15. Las Vegas Convention & Visitors Authority: “What Happens Here, Stays Here”
While it is extremely well-known and worked wonders, the most important thing about this slogan is actually how it was updated in 2020. Sin City originally wanted to advertise that people could expect a degree of secrecy for whatever escapades attracted them to the place. Gambling and dance revues had and still have a degree of societal disapproval and Las Vegas was smart to own it rather than try to hide it.
But in 2020 it became apparent that Las Vegas wanted to change its image to a more family-friendly one. Their new slogan is “What Happens Here, Only Happens Here.” It’s a nice acknowledgment of the legacy slogan but allows for an appeal to a wider audience.
16. Chick-Fil-A: “Eat Mor Chikin”
The slogan itself is so direct it would be almost insulting without the accompanying cows and their trademark inability to write correctly. It’s a great campaign idea that highlights the most unique aspect of the brand: they don’t sell beef. Taken as a whole, this is one of the most creative slogans and campaign pairings ever made.
17. Airbnb: “Belong Anywhere”
When Airbnb first started, its purpose was to give people the ability to stay with locals. They offered this as an option directly opposed to hotels. But when the brand realized that people were actually renting apartments and houses without necessarily being present, they changed to this slogan. It still gives an image of a comfortable home wherever you travel, which is exactly what a service like Airbnb wants to promote.
18. L’OREAL: “Because You’re Worth It”
There’s no better way to promote brands with a luxury characteristic than to tell people that it would just be well-earned opulence. For many women in the early 70s, spending more money on makeup was out of the question. But L’OREAL was able to convince them that they should because the results were superior to using products from the competition.

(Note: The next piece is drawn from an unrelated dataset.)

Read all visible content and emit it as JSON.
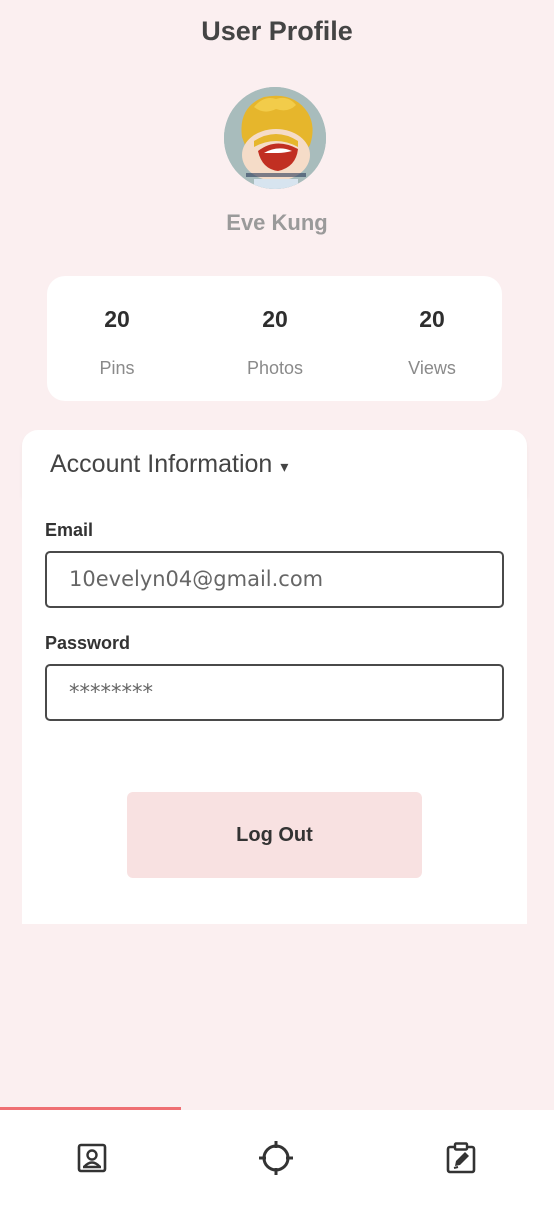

When they wanted to promote a line of L’OREAL Kids Shampoo, the company wisely went with the slightly altered slogan “Because We’re Worth It, Too.” This was particularly effective for the youth of 1971 who had begun having their own kids around the time of this updated slogan in the 1990s.
19. Pokemon: “Gotta Catch ‘Em All!”
Anyone who played this world-famous game when it first started can appreciate the challenge in its slogan. If you had to sum up the entire point of the game as succinctly as possible, this slogan is exactly how you would do it. Plus, it’s short enough to fit into the theme song of the television show.
20. Energizer: “It Keeps Going, and Going, and Going…”
Perhaps it was the repetition that made this slogan so effective. It arguably works better for television and radio than for print, but pair it with an illustrative mascot like the pink Energizer bunny and you’re in business.
Like many of the other effective slogan examples in this list, this one is straight to the point and clearly demonstrates what the public should know about this brand. They’re batteries and they last a long time, just like you want them to.
The key to success with creative slogans and branding taglines could be brevity and it could be wit. But as you can see from the slogan examples in this guide, there’s something beyond these factors that makes for a highly memorable and effective slogan.
Understand the product and demonstrate what about it should appeal to the people who might see it in the store later. Tie the brand in with an emotion that people are familiar with and you’ll create the conditions for them to recall it later even if they can’t remember the exact words of the slogan itself.
Next time you’re having trouble thinking of a strong slogan, read through the examples in this guide for some inspiration. Pair it with a strong marketing campaign and you’ll be able to build brand loyalty and drive people to the product in droves.